Work instructions: Locate the lines of the listing below that hold "content", then copy each of them.

──────── Supplied records ────────

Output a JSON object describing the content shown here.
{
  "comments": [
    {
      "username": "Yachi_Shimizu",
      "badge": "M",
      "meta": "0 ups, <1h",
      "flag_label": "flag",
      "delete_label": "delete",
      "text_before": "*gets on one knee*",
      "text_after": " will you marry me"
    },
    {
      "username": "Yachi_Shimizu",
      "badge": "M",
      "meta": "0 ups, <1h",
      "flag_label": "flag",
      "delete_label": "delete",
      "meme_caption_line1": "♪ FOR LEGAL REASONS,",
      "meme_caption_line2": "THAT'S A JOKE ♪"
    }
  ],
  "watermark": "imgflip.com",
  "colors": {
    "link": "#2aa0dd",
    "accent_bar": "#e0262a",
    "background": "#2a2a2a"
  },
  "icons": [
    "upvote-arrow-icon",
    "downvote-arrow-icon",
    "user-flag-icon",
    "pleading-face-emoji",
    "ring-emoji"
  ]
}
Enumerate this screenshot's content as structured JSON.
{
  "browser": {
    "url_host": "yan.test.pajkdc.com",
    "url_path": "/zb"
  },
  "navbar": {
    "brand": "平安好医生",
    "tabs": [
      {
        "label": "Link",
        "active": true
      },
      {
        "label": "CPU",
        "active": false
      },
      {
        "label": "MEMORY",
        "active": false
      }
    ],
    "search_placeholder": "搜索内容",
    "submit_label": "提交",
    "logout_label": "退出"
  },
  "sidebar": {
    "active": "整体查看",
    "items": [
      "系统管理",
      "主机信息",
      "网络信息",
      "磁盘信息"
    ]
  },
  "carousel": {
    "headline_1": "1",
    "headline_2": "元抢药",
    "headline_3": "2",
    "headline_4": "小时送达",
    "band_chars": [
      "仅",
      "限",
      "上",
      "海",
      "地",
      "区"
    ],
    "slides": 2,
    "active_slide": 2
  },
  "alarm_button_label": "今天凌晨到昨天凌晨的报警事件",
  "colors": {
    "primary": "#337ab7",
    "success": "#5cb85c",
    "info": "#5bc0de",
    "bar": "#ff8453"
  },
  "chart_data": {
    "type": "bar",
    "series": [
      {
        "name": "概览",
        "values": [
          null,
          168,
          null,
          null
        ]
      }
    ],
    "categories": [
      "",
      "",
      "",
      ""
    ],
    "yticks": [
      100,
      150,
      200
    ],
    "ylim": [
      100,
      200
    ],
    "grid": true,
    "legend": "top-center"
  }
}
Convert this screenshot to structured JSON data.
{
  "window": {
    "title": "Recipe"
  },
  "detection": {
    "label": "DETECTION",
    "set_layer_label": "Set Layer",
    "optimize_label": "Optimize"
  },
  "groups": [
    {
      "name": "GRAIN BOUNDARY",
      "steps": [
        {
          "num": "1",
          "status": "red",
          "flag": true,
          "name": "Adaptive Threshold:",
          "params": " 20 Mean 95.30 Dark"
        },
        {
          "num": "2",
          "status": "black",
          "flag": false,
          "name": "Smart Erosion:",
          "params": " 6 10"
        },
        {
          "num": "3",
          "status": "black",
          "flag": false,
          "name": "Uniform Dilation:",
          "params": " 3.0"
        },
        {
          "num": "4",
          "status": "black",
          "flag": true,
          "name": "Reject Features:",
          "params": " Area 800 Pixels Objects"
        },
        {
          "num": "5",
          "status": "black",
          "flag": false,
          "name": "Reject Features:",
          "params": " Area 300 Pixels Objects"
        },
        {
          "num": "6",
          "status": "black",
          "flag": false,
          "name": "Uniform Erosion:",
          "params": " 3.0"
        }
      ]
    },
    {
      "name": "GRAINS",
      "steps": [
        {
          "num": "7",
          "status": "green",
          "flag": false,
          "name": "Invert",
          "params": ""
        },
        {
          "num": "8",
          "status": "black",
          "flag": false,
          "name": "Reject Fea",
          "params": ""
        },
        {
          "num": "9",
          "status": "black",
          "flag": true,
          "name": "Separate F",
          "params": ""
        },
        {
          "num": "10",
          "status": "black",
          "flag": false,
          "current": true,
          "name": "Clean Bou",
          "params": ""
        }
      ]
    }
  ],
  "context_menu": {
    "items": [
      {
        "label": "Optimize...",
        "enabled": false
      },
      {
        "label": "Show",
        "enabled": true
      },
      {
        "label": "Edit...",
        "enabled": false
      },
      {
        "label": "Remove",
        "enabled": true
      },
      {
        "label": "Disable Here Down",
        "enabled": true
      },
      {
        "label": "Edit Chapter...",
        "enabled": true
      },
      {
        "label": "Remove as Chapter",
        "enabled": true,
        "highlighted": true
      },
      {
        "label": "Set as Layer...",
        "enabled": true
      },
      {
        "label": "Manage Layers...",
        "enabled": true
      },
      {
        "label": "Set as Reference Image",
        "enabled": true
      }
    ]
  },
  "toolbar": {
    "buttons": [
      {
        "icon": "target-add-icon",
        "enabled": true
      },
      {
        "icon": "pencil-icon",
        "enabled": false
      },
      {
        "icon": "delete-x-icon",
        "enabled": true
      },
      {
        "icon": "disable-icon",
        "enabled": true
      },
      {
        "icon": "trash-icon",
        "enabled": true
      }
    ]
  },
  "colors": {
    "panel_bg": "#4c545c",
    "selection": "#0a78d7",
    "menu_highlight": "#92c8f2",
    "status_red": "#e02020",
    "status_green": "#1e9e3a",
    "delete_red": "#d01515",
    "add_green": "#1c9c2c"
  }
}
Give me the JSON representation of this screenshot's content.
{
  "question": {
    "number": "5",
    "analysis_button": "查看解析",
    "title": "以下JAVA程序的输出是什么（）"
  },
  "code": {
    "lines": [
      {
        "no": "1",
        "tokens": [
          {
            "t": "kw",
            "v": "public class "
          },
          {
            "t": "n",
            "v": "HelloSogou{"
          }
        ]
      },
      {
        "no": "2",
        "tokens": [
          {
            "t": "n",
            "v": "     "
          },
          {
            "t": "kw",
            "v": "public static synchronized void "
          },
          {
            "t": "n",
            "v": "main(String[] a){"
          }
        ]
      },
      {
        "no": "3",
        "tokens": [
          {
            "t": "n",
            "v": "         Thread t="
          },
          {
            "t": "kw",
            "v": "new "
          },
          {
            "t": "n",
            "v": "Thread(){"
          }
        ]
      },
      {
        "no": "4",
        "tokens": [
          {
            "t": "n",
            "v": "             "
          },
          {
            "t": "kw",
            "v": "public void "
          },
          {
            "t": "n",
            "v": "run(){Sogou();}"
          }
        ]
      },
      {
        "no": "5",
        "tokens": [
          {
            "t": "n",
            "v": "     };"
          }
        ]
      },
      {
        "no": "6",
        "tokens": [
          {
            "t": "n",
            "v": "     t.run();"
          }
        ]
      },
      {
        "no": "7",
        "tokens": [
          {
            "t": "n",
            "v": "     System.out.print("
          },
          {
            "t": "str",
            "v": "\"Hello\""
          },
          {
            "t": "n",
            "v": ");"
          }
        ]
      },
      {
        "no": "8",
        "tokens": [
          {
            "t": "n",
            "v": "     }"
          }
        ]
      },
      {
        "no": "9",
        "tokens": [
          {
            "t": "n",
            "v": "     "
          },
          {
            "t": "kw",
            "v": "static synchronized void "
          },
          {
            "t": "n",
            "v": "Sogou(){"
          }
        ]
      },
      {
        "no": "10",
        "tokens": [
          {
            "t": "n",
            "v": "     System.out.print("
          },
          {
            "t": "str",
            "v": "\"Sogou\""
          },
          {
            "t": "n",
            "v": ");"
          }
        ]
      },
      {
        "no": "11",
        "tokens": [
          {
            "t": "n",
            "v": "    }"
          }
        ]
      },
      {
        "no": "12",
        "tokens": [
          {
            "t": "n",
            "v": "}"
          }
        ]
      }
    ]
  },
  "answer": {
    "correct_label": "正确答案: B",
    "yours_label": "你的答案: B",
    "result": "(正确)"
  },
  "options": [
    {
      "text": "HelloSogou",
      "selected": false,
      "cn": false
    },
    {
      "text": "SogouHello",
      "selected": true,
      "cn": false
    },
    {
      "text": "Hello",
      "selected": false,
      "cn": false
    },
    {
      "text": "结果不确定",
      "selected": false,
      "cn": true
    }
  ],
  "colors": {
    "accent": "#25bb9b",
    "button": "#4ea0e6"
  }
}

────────

Task result:
Output a JSON object describing the content shown here.
Enumerate this screenshot's content as structured JSON.
Give me the JSON representation of this screenshot's content.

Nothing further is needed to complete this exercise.